Underlying the whole case is the original trauma that caused Brenna’s steel trap memory. When she was eleven, she witnessed her big sister get in a blue car and vanish. She’s blamed herself ever since, and cannot permit herself to forget anything. Strangely, the longer she investigates the Wentz/Neff disappearance, the more parallels start to appear with Brenna’s sister and her twenty-eight-year absence.
In some ways, Alison Gaylin is almost too hip for her own good. She pinches her title from a Talking Heads tune and her premise from the same well as prime time TV writers, and she name-checks movies, teenpop singers, classic TV shows, and more pop culture than I can track without Google. Keeping up with this willfully hip story is no small task.
But Gaylin resists obvious stereotypes: nobody saves the little girl at the climax, and Brenna and Morasco evade the too-easy romance.

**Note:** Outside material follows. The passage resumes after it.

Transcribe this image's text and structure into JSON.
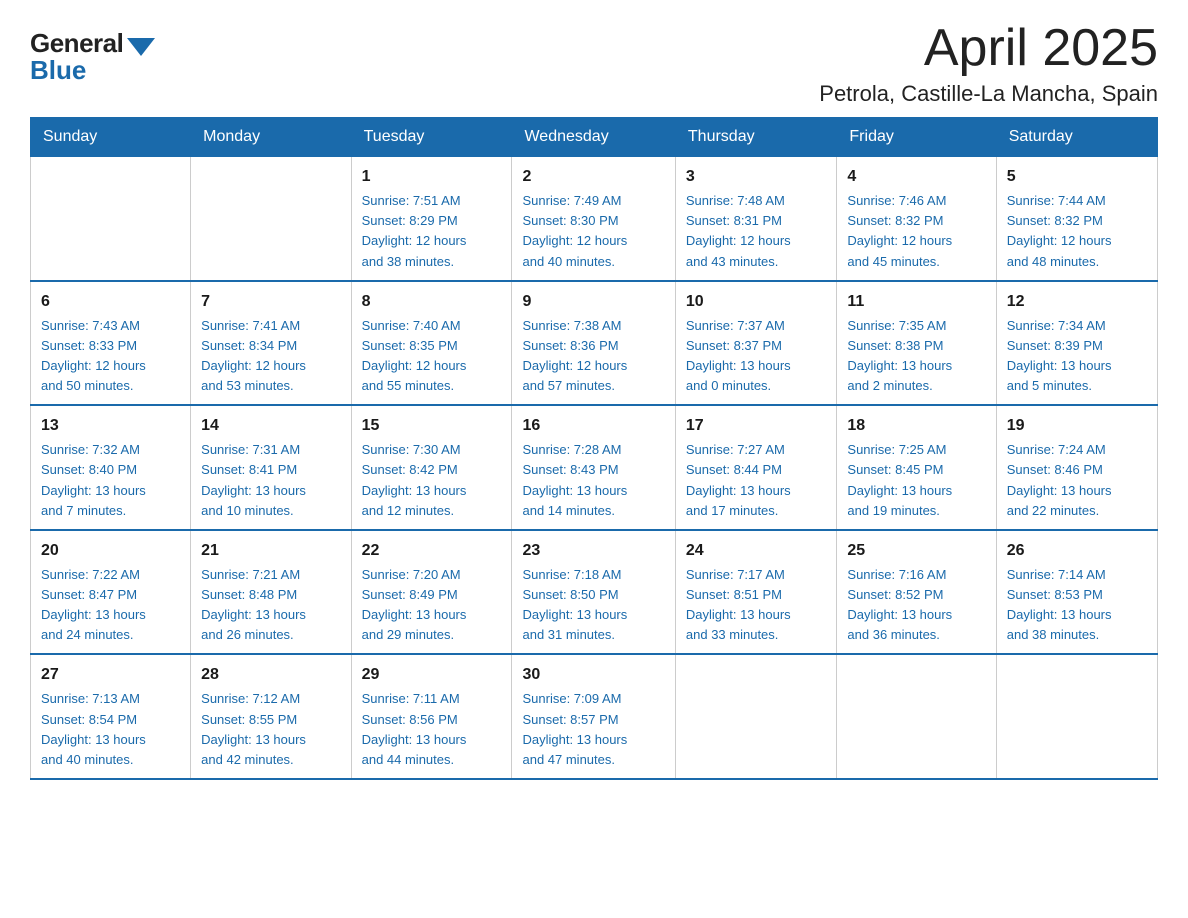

Her mystery remains so alive and active that readers won’t figure out the answer around page 100. I found the resolution both completely unexpected, and wholly earned. And that’s plenty rare.
Gaylin reminds me of two mysteries I’ve enjoyed in the past. On the one hand, like Alex Kava’s A Perfect Evil, Gaylin presents a female protagonist in a primarily male world, standing up to a villainy so integrated into its community that it almost evades notice. On the other hand, like Paul Tremblay’s The Little Sleep, Gaylin takes a detective who cannot see the world like ordinary people do, and forces her to explore her own inner depths.
It would be too easy, and false, to say Gaylin has produced deep literature. This is a paperback detective novel, and doesn’t pretend to be anything more. But by showcasing an interesting character with a complex, nuanced struggle, Gaylin evades the traps that make culture snobs like me sneer at detective novels. And in so doing, she creates a whole that exceeds the sum of its parts.